The claim that red meat causes bowel cancer, especially when processed, isn’t new, but today it’s getting a major new advocate: the World Health Organization. It’s the culmination of a year of deliberations by the U.N. group’s International Agency for Research on Cancer, and it’s frankly jarring when distilled into a headline (the BBC: “Processed Meats Do Cause Cancer”) and looked at in context (as now a group 1 carcinogen, i.e., the really bad stuff like cigarettes, alcohol, asbestos, and car exhaust).
To give the ruling a real-world spin, the group says that having 50 extra grams per day of meat that’s cured, smoked, or loaded with preservatives — that’s about two slices of bacon — ups your chances of getting colorectal cancer by 18 percent.
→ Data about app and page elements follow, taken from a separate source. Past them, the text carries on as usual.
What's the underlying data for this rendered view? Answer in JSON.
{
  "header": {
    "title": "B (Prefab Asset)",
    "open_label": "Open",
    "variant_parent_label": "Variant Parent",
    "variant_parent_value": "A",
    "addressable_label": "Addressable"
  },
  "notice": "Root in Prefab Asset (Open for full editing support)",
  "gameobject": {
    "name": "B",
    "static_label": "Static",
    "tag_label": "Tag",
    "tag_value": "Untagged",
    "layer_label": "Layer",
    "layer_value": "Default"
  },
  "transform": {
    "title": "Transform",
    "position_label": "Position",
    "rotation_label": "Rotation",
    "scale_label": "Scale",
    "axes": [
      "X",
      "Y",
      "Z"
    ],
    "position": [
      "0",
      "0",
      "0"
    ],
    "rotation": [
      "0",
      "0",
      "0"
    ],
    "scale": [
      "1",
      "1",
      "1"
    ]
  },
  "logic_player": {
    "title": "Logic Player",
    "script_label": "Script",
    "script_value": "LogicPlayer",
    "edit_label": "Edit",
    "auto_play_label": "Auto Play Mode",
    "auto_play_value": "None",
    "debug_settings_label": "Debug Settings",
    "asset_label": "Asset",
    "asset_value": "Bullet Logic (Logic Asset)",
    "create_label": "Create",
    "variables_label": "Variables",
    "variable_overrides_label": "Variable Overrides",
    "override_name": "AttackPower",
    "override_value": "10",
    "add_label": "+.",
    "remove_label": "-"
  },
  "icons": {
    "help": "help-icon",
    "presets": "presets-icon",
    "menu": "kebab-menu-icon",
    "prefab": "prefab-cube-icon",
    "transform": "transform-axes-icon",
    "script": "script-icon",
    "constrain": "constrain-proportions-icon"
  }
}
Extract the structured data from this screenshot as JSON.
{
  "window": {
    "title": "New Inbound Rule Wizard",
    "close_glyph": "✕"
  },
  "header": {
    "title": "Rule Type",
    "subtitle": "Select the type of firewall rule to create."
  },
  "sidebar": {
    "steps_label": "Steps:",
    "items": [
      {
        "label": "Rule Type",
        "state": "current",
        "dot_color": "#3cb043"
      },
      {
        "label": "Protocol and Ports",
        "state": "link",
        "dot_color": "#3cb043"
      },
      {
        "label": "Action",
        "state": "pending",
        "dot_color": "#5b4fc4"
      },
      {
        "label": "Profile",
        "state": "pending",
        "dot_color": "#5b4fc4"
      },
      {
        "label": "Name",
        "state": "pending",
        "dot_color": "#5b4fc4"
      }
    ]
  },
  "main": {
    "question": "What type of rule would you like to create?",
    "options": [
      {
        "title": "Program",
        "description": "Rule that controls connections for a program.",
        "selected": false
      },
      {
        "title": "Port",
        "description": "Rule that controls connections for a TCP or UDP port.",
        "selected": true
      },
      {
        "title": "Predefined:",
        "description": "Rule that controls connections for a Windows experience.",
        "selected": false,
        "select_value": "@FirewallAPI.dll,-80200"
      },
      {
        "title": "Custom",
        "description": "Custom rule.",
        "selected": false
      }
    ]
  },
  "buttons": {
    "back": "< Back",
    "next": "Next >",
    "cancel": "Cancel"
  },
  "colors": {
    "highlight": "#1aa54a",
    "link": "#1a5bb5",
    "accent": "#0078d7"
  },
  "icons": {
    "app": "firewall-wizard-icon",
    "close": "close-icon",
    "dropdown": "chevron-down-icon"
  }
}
Fatty red meat, meanwhile, is also a risk, though much lower: It’s now in group 2A, or “probably carcinogenic to humans,” the same class as UV rays.
The North American Meat Institute already has something to say about all this, naturally. Per The Guardian:
“It was clear, sitting in the IARC meeting, that many of the panellists were aiming for a specific result despite old, weak, inconsistent, self-reported intake data,” said Betsy Booren, the institute’s vice-president of scientific affairs. “They tortured the data to ensure a specific outcome.”
The trade group also notes that processed meat is just one of 940 different things the IARC claims pose “some level of theoretical ‘hazard.’” But it should be noted the experts themselves are going to great lengths to explain they aren’t advocating for everyone to go vegetarian. As one expert advises, the decision “doesn’t mean you need to stop eating any red and processed meat. But if you eat lots of it you may want to think about cutting down. You could try having fish for your dinner rather than sausages, or choosing to have a bean salad for lunch over a BLT.”